Decoding can be very laborious for the beginner reader. Here are a few tips that can make the experience successful and rewarding:
- Bedtime is not the best time to get a child to read, as decoding can be very tiring. Try after school or first thing in the morning
- Do this in short bursts. Reading is exhausting for beginner readers
- Encourage the learner to blend the sounds (say sounds and push them together) throughout the word
- Be patient - give the child time to work the word out by sounding it out
- If a child has omitted sounds or inserted sounds into a word, point out where this has happened so that graphemes (letters) and phonemes (sounds) match; give the child the opportunity to self-correct
- If the child does not know the sound of a grapheme (letter or combination of letters), tell him/her what it is but let the child blend it into the word himself/herself
- High-frequency words are common words, some of which have complex spellings. Beginner readers may have difficulty decoding them. To help with these words, point to the graphemes (letters) and say the sounds and, if the child is not ready to read it, or has difficulty blending the sounds together, then say the word for him/her. In time the child will begin to recognise these words
- Read each sentence for the child after he/she has decoded it in order to help comprehension
- Explain the new words
- Discuss the theme of the book and relate it to his/her personal experience
Saying the sounds in a word and pushing them together into a recognisable word
Reading - working out the letter sounds and pushing them together (blending them together) to say the word
The sound the letter or group of letters (grapheme) represents
A letter or group of letters that represent a sound (phoneme):
- <c> in 'cat' is a one letter grapheme that represents the sound or phoneme 'k'
- <ai> in 'rain' is a two letter grapheme that represents the sound or phoneme 'ae'

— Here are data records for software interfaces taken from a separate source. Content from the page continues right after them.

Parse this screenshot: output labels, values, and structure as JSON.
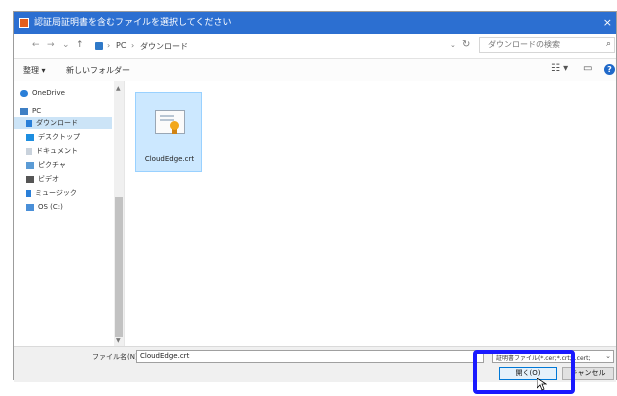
{
  "window": {
    "title": "認証局証明書を含むファイルを選択してください",
    "close_glyph": "×"
  },
  "address_bar": {
    "back_glyph": "←",
    "forward_glyph": "→",
    "recent_glyph": "⌄",
    "up_glyph": "↑",
    "breadcrumbs": [
      "PC",
      "ダウンロード"
    ],
    "separator": "›",
    "dropdown_glyph": "⌄",
    "refresh_glyph": "↻",
    "search_placeholder": "ダウンロードの検索",
    "search_icon": "⌕"
  },
  "toolbar": {
    "organize_label": "整理 ▾",
    "new_folder_label": "新しいフォルダー",
    "view_glyph": "☷ ▾",
    "pane_glyph": "▭",
    "help_glyph": "?"
  },
  "nav": {
    "items": [
      {
        "label": "OneDrive",
        "icon": "cloud-icon",
        "color": "#2a7fd8"
      },
      {
        "label": "PC",
        "icon": "pc-icon",
        "color": "#3e7fc4"
      },
      {
        "label": "ダウンロード",
        "icon": "download-icon",
        "color": "#2a7fd8",
        "selected": true
      },
      {
        "label": "デスクトップ",
        "icon": "desktop-icon",
        "color": "#1d8ee0"
      },
      {
        "label": "ドキュメント",
        "icon": "documents-icon",
        "color": "#9aa7b5"
      },
      {
        "label": "ピクチャ",
        "icon": "pictures-icon",
        "color": "#5b9bd5"
      },
      {
        "label": "ビデオ",
        "icon": "videos-icon",
        "color": "#555555"
      },
      {
        "label": "ミュージック",
        "icon": "music-icon",
        "color": "#2a7fd8"
      },
      {
        "label": "OS (C:)",
        "icon": "drive-icon",
        "color": "#4a8fd8"
      }
    ],
    "scroll_up_glyph": "▲",
    "scroll_down_glyph": "▼"
  },
  "files": [
    {
      "name": "CloudEdge.crt",
      "icon": "certificate-icon",
      "selected": true
    }
  ],
  "bottom": {
    "filename_label": "ファイル名(N):",
    "filename_value": "CloudEdge.crt",
    "filetype_label": "証明書ファイル(*.cer;*.crt;*.cert;",
    "filetype_arrow": "⌄",
    "open_label": "開く(O)",
    "cancel_label": "キャンセル"
  },
  "colors": {
    "titlebar": "#2c6fd1",
    "highlight": "#1a1aff",
    "selection": "#cce8ff"
  }
}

- <igh>in 'night' is a three letter grapheme that represents the sound or phoneme 'i.e.'
- <ough> in 'though' is a four letter grapheme that represents the sound of phoneme 'oe'